*PROBLEM DETAILS*.
Only a number is expected: how many lines in the entries that follow contain the word "Packet"?

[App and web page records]

※

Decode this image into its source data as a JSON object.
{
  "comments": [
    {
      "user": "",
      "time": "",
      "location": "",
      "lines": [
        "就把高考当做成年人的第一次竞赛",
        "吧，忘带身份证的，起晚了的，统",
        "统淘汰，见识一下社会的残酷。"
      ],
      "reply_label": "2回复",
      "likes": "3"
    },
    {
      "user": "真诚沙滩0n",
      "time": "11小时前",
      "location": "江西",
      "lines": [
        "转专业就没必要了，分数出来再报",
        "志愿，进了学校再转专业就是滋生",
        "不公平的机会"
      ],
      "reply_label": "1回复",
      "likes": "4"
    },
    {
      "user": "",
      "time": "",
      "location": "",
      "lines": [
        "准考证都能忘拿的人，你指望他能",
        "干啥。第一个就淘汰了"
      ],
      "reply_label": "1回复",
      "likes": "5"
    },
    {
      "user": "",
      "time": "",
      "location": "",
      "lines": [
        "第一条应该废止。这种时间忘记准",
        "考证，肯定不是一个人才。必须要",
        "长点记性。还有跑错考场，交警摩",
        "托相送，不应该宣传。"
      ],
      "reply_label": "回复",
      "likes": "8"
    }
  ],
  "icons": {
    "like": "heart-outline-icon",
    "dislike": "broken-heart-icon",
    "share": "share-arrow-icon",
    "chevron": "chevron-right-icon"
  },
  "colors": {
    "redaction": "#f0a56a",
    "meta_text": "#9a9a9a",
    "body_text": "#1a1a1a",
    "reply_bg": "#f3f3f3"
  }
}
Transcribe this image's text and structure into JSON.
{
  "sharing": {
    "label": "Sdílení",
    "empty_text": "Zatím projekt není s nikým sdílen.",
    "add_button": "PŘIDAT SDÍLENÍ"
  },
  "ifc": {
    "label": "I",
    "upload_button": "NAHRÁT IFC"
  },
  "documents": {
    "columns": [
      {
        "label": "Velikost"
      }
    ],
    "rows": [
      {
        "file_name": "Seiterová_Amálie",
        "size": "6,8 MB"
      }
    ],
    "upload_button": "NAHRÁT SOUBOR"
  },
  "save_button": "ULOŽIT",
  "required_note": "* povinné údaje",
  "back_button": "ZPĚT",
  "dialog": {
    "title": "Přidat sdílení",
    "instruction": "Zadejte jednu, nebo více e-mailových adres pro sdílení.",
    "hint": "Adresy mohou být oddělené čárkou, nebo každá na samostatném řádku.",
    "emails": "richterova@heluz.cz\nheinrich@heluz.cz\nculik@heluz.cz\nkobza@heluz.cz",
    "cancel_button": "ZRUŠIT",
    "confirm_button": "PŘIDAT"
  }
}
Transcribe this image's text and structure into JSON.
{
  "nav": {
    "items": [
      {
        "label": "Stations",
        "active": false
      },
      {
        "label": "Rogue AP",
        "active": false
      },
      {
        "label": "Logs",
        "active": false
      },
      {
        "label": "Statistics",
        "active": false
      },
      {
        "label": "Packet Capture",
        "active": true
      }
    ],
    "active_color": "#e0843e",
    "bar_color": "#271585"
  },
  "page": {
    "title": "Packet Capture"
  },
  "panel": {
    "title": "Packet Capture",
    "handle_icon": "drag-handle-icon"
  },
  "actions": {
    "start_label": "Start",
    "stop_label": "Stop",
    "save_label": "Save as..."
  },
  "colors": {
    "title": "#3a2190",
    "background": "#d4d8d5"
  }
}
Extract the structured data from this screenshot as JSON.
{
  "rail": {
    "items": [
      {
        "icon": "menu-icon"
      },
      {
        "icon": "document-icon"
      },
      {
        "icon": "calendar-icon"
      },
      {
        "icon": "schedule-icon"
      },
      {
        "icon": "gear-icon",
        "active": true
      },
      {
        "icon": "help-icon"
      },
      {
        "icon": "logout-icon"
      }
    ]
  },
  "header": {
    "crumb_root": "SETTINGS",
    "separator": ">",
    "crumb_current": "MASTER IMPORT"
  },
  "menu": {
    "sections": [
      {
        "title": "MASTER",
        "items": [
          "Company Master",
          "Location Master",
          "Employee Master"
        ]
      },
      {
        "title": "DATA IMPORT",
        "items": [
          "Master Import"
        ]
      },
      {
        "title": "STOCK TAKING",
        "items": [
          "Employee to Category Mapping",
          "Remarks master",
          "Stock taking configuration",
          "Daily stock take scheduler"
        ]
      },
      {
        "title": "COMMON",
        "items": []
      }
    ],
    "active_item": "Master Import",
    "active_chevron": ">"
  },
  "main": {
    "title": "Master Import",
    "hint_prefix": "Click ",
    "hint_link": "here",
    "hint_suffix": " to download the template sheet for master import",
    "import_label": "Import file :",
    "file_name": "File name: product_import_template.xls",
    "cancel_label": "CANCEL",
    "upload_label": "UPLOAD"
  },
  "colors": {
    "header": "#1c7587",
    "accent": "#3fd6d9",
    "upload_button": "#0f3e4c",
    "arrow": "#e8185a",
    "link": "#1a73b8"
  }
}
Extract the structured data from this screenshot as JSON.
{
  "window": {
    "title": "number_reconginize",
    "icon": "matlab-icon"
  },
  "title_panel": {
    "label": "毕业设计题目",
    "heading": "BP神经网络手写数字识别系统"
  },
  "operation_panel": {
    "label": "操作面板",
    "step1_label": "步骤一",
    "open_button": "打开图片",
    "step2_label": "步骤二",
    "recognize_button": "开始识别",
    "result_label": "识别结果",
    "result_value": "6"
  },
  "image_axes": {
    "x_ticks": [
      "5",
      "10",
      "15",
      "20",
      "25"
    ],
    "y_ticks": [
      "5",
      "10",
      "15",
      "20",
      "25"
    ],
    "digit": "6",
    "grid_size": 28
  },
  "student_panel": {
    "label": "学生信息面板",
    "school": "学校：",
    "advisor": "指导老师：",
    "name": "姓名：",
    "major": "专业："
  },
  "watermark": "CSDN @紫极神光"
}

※

*RESPONSE BELOW*.
3